**To do**: Please copy every line of the data in which the string "color" appears.

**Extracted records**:
━━━━━━━━━━━━━━━━━━━━

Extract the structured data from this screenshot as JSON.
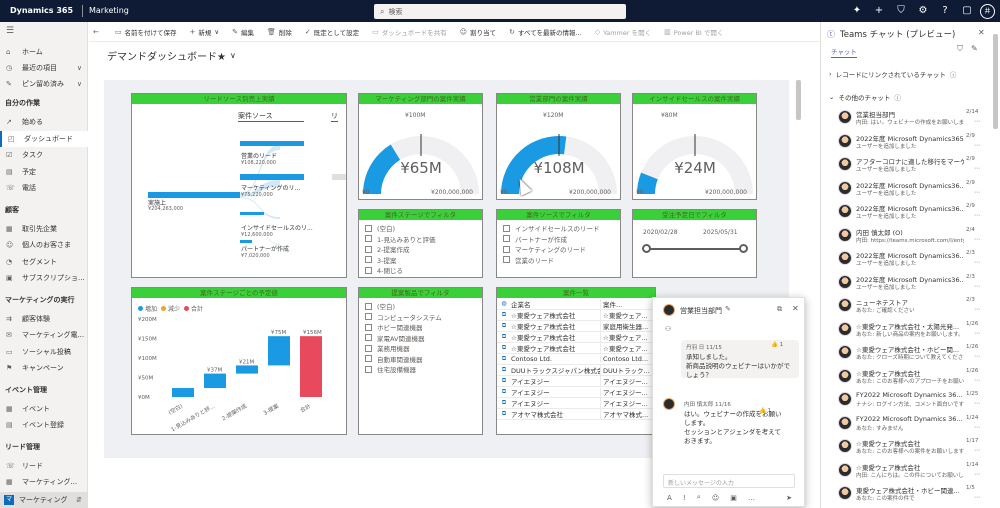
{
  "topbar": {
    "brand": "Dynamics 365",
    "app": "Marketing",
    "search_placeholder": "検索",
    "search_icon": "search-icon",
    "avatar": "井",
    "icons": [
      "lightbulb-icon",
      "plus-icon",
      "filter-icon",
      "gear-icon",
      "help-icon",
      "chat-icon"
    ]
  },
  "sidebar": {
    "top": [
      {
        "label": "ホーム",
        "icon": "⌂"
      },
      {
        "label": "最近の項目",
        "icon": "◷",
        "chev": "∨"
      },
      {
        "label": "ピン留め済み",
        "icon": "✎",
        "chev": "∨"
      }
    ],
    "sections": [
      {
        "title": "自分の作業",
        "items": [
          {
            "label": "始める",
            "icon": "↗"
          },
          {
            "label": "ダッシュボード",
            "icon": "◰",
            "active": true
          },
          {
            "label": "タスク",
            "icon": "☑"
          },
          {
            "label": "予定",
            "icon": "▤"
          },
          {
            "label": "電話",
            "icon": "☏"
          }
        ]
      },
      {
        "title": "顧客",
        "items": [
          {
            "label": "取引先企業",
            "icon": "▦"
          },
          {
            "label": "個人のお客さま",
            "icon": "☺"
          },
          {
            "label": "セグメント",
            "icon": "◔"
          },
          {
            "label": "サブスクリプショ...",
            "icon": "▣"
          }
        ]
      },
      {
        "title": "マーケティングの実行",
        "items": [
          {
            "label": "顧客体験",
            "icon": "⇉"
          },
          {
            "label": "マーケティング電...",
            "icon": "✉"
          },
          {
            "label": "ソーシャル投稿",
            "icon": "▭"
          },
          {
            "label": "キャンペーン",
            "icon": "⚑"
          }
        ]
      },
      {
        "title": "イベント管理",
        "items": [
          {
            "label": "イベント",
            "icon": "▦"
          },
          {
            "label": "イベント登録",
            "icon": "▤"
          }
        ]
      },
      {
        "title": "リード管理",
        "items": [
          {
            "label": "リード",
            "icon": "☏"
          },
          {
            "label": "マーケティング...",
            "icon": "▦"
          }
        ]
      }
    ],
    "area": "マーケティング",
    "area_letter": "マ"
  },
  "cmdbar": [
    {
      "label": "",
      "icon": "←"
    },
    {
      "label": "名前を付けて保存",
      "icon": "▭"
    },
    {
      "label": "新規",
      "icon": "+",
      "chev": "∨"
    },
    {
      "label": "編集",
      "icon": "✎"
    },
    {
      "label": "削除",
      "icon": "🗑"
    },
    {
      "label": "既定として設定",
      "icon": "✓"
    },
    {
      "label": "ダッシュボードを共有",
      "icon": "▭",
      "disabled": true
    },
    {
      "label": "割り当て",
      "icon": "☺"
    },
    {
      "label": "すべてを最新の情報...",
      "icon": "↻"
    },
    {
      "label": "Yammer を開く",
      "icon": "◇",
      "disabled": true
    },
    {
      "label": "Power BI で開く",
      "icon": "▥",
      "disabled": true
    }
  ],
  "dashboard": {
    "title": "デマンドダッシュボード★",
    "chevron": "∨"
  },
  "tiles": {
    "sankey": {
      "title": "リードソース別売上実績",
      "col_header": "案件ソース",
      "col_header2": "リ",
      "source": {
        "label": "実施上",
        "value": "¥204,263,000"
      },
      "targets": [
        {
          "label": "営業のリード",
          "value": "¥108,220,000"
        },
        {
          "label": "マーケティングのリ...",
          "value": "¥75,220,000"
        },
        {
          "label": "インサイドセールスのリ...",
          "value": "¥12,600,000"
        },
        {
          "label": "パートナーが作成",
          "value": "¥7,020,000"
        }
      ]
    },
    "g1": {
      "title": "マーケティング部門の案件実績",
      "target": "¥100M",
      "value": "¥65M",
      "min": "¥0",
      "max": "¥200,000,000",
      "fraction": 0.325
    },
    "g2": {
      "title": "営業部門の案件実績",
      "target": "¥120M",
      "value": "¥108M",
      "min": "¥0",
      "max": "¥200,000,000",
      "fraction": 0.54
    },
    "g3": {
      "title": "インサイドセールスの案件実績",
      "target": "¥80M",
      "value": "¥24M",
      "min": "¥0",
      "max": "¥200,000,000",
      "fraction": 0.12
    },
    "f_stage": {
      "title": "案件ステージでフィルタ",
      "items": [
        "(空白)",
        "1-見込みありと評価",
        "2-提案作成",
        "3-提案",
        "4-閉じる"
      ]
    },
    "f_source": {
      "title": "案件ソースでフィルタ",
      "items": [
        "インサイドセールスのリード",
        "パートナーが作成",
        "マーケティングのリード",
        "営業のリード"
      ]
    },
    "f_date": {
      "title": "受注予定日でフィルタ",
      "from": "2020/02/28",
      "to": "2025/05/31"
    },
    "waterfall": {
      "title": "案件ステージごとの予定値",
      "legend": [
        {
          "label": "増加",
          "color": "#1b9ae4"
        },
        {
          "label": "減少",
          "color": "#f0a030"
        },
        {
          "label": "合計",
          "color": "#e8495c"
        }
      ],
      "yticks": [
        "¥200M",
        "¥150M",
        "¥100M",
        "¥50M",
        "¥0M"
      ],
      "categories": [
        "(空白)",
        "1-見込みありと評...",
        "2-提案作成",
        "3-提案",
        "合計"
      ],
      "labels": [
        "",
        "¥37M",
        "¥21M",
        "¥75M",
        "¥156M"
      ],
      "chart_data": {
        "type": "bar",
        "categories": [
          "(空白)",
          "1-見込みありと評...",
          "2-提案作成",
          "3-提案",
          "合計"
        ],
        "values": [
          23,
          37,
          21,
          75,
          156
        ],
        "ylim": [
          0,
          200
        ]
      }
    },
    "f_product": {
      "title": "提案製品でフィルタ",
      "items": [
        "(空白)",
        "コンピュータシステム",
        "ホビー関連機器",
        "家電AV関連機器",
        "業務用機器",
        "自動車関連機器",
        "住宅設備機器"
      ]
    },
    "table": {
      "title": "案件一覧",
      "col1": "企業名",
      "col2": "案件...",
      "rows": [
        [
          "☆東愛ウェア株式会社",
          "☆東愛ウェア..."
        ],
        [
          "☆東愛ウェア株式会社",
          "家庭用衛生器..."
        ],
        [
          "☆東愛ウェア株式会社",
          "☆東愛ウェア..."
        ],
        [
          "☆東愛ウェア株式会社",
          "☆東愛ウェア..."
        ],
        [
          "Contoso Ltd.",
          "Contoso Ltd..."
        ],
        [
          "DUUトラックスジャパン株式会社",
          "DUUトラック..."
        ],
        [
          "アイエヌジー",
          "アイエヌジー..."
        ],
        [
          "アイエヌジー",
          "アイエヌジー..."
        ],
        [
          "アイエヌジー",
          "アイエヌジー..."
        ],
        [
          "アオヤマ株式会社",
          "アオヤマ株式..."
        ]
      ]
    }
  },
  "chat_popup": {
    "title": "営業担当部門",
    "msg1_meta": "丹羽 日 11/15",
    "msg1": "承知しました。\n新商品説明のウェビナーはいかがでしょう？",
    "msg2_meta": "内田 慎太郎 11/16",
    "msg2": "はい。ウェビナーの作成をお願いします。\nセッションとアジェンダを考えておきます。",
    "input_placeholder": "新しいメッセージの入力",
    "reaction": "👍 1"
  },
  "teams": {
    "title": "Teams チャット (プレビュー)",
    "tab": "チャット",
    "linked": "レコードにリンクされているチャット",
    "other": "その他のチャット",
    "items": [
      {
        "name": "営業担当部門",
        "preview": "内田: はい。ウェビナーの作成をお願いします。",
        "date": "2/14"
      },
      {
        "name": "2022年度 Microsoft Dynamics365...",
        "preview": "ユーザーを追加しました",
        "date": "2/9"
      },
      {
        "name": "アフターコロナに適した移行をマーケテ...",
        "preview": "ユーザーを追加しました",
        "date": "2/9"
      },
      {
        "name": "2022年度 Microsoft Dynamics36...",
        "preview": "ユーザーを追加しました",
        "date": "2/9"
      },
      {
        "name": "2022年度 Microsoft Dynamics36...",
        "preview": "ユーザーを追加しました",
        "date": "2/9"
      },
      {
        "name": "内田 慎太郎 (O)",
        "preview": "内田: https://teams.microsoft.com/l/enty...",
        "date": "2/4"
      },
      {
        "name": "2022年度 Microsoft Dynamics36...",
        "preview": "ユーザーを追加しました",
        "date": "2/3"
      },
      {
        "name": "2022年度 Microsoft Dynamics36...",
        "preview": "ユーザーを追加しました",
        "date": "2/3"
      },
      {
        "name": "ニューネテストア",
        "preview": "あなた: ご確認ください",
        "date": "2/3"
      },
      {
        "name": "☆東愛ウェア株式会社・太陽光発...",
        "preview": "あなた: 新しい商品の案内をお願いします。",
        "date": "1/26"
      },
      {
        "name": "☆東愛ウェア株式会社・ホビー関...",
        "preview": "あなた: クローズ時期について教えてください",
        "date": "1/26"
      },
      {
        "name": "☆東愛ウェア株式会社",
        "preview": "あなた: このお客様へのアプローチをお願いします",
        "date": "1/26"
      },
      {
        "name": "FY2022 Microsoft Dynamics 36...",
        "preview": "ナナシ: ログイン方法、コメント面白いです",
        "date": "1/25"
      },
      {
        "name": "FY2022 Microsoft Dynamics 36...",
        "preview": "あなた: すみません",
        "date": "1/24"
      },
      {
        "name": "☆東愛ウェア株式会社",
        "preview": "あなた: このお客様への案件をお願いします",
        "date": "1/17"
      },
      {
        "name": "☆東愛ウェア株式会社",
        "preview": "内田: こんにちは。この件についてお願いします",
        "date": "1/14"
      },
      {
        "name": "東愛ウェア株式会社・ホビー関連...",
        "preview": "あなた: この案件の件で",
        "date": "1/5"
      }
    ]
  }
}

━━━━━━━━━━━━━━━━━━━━

**Your response**:
          "color": "#1b9ae4"
          "color": "#f0a030"
          "color": "#e8495c"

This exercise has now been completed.